Meanwhile Blizzard plugged away at Warcraft 3. It was originally intended to be a hybrid role playing/real time strategy top down 3D title. Then they decided to drop the role playing element. Then they decided to drop the top down 3D element. Now it looks like Age of Kings with orcs. Which is nice and all but not terribly revolutionary and you wonder why is taking Blizzard around 30 years to create Warcraft 2 with a nicer game engine.

And then you have Diablo 2. Diablo 2 was really Blizzard’s fall from the heavens. They saw that Diablo was a cheater’s paradise. Why? Well as Raph Koster wishes he had never said, “the client is in the hands of the enemy.” Well, with Diablo, it was not only in the hands of the enemy, it moved in with the enemy, crawled into bed, and wore a slinky negligee while crooking its finger alluringly. The “revolutionary” Battle.net service which Blizzard was praised loudly for maintaining “FOR FREE!” was merely a matching service. Think Gamespy with ad banners. Except Gamespy has ad banners too. OK, so it’s basically Gamespy. ANYWAY. Since Battle.net was merely a matching service, the games themselves ran on the client’s machine, which meant clever young boys could lovingly craft DiabloTownCheatKillMaimDestroy v6.3 and show everyone how studly they were at pushing buttons that caused other players to explode.

Blizzard decided this was bad and had a brainstorm – why not be like those Ultima Everquest Online games and host the games on Battle.net? I mean, Everquest makes a lot of money, and OSI is still around and stuff. It’ll be great!

So Diablo 2 launches, eventually (Blizzard taking its time-honored sweet time in releasing what turned out to be code as buggy as any other game release) and players try to log on to Battle.net to play it.

They tried. Really hard. The players that is. Blizzard apparently didn’t try very hard. Or maybe they thought they could run Everquest-style online massively multiplayer game servers and the required hardware and bandwidth for these monstrosities off of Battle.net’s income.

You remember Battle.net? The free service? That made its money off of ad banners? Well, that certainly worked out well. So well that every game that Blizzard sold cost the company money assuming they actually tried to, you know, play it online.

Blizzard’s response was to go “uh, er woops” and try to patch up things to sort of work while their customers decided to either play on Diablo 1-style client-side-networked games (which became as cheat-happy as Diablo 1) or to simply play the single player game and put it back on the shelf. Meanwhile, Blizzard’s only source of funding for Battle.net since the ad banner collapse remained selling titles. When Diablo 2 stopped selling in Korea, Blizzard brought out an expansion. It was pretty weak (one long dungeon in particular was repeated identically), the new classes weren’t tested very well and quickly nerfed on release, but it got on shelves and sold just like every other Blizzard title did – astrnomically. Which I guess made sense, since it had very high production values and the in game cut scenes were cool. Gameplay, as I said, was weak, but that’s a minor detail these days.

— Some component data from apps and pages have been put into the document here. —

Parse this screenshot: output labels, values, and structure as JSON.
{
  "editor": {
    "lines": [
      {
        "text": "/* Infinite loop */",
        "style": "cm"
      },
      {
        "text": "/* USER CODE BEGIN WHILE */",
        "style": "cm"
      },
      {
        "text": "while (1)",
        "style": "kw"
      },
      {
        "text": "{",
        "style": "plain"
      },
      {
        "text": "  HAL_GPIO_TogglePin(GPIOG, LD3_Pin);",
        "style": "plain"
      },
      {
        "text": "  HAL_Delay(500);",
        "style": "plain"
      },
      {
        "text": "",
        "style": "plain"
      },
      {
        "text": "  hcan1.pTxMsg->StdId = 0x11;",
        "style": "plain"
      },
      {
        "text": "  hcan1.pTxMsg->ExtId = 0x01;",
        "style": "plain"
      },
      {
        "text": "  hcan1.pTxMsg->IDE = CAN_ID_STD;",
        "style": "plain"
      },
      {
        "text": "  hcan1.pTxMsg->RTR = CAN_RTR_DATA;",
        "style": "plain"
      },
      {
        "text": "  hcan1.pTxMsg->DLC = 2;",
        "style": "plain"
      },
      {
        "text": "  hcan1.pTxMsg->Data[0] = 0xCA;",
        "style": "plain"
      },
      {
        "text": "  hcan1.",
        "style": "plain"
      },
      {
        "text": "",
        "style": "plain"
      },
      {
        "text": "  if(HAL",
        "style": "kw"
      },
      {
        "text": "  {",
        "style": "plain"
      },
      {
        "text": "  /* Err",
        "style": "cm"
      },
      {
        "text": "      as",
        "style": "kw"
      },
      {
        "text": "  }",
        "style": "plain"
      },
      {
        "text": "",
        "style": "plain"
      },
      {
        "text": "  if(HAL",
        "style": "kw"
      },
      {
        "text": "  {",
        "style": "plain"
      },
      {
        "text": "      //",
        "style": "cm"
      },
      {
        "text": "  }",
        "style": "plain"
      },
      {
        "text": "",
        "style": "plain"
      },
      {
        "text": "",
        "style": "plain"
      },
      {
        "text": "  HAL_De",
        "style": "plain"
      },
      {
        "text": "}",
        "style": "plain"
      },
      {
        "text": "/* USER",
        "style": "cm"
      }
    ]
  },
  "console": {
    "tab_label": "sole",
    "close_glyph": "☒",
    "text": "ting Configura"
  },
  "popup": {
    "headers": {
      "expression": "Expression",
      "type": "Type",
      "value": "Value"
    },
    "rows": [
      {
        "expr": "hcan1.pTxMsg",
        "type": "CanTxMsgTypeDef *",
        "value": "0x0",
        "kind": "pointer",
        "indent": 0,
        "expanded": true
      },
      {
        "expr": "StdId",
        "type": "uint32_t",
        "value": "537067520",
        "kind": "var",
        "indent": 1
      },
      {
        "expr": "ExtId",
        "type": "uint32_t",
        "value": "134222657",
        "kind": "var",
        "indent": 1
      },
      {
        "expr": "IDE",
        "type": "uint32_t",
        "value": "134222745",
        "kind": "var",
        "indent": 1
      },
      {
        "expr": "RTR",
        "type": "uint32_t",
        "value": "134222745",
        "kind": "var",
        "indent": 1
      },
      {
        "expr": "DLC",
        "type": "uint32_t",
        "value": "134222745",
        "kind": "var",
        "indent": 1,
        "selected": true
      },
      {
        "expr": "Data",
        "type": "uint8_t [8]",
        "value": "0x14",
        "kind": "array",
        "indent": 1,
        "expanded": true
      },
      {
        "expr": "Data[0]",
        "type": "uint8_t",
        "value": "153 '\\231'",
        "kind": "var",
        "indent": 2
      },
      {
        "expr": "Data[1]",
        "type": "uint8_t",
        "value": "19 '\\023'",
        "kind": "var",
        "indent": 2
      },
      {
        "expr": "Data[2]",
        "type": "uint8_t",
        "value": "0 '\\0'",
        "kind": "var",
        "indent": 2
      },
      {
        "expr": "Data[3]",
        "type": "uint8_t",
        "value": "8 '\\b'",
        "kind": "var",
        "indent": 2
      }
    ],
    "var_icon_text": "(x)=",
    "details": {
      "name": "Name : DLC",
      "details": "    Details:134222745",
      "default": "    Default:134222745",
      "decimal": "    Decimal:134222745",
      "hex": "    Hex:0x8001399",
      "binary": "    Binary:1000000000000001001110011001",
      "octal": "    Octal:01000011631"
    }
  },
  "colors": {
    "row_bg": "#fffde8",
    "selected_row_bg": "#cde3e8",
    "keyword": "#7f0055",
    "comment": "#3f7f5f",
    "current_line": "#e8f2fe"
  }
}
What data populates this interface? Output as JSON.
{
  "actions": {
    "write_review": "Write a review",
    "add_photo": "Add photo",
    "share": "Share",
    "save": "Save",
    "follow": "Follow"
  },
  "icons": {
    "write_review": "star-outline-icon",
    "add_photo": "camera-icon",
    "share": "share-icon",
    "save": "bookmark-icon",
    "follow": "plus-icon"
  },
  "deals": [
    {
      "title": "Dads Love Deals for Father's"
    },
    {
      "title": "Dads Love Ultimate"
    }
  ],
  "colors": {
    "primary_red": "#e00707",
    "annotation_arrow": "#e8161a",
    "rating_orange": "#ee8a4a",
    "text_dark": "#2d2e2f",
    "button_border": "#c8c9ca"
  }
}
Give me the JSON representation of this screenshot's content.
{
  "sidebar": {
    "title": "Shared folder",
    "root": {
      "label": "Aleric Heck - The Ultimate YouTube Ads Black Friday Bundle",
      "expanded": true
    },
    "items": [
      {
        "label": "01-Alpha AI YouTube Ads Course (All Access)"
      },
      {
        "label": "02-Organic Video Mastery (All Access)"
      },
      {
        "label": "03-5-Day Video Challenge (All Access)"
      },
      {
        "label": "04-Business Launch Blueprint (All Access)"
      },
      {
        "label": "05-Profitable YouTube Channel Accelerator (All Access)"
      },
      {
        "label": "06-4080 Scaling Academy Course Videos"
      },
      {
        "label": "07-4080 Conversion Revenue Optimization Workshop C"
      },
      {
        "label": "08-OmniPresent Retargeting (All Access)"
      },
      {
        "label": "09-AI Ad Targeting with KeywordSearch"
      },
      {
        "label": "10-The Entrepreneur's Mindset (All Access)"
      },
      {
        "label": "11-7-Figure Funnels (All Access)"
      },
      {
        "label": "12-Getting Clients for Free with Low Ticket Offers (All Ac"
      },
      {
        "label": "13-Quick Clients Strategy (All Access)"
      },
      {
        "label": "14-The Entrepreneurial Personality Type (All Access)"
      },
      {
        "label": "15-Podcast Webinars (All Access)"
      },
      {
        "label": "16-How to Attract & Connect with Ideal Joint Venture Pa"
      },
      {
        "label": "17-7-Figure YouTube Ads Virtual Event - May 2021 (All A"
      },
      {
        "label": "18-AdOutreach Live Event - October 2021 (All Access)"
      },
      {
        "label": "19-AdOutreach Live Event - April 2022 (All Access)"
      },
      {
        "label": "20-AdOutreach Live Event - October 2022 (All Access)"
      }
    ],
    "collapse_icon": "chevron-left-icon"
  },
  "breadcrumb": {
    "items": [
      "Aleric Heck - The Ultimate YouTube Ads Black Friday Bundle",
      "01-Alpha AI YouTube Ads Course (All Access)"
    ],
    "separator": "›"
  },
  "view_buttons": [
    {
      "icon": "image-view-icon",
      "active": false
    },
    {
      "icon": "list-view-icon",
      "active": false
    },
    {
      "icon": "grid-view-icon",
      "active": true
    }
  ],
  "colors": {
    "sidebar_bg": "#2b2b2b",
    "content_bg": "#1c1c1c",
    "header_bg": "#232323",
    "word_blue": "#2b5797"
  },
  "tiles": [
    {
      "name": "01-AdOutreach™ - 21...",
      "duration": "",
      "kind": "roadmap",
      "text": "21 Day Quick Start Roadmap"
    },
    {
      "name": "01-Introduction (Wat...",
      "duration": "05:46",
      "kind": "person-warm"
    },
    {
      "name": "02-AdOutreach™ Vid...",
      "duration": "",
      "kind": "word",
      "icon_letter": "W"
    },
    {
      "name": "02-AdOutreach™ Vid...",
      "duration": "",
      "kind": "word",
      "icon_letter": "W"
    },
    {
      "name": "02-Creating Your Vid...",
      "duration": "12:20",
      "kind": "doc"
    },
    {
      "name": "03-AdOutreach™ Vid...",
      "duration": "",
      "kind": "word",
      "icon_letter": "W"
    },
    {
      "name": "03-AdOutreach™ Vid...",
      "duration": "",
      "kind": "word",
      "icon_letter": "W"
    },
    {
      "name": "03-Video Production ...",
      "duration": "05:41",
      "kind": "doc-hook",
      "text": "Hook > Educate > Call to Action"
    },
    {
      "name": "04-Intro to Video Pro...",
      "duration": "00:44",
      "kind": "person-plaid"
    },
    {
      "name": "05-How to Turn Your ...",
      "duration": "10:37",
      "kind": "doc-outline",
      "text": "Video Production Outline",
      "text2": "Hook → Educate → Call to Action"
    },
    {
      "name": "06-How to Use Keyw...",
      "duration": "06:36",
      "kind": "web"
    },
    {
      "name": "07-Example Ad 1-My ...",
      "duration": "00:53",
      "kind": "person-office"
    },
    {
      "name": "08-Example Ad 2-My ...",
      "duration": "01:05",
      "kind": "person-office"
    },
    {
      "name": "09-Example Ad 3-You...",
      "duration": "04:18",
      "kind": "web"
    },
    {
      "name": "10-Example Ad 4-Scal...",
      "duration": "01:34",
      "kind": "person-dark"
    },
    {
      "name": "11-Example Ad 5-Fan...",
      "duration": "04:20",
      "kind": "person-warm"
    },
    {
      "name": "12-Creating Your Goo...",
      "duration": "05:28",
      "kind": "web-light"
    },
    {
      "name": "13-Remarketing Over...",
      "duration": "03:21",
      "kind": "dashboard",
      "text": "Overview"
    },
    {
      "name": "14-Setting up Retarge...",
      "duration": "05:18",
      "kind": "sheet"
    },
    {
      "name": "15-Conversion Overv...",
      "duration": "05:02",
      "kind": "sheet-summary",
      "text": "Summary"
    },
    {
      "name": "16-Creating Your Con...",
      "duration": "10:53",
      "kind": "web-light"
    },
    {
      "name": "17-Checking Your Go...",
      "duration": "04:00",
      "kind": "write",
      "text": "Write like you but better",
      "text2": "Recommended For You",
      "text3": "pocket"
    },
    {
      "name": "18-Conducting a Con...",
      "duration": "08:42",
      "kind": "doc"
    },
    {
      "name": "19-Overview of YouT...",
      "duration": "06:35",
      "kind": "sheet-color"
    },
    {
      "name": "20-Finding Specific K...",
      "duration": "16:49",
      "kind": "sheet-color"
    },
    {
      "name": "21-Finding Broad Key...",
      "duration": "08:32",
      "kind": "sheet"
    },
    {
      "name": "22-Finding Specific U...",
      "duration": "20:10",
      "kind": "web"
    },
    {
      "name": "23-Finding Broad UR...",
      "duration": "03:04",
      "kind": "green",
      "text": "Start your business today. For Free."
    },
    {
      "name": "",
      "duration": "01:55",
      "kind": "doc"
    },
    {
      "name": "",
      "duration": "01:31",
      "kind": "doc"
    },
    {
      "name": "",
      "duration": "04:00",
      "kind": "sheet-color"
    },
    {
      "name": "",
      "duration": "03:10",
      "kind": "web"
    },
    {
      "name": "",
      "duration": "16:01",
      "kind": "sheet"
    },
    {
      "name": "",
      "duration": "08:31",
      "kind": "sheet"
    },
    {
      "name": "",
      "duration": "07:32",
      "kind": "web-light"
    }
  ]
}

But everyone has the expansion now. SOMETHING has to pay for Battle.net. Obviously ad banners aren’t going to do it. So it’s time to actually get something on Battle.net that pays the freight. A massively multiplayer title. You know, like Asheron’s Anarchy Age of Call of Camelot or something. No, I know! “World of Warcraft”! They can just get some old Warcraft 2 maps and throw out some sprites and have players rox0r each other and charge $9.95 a month.

Really, it’s quite doable. You read it here first!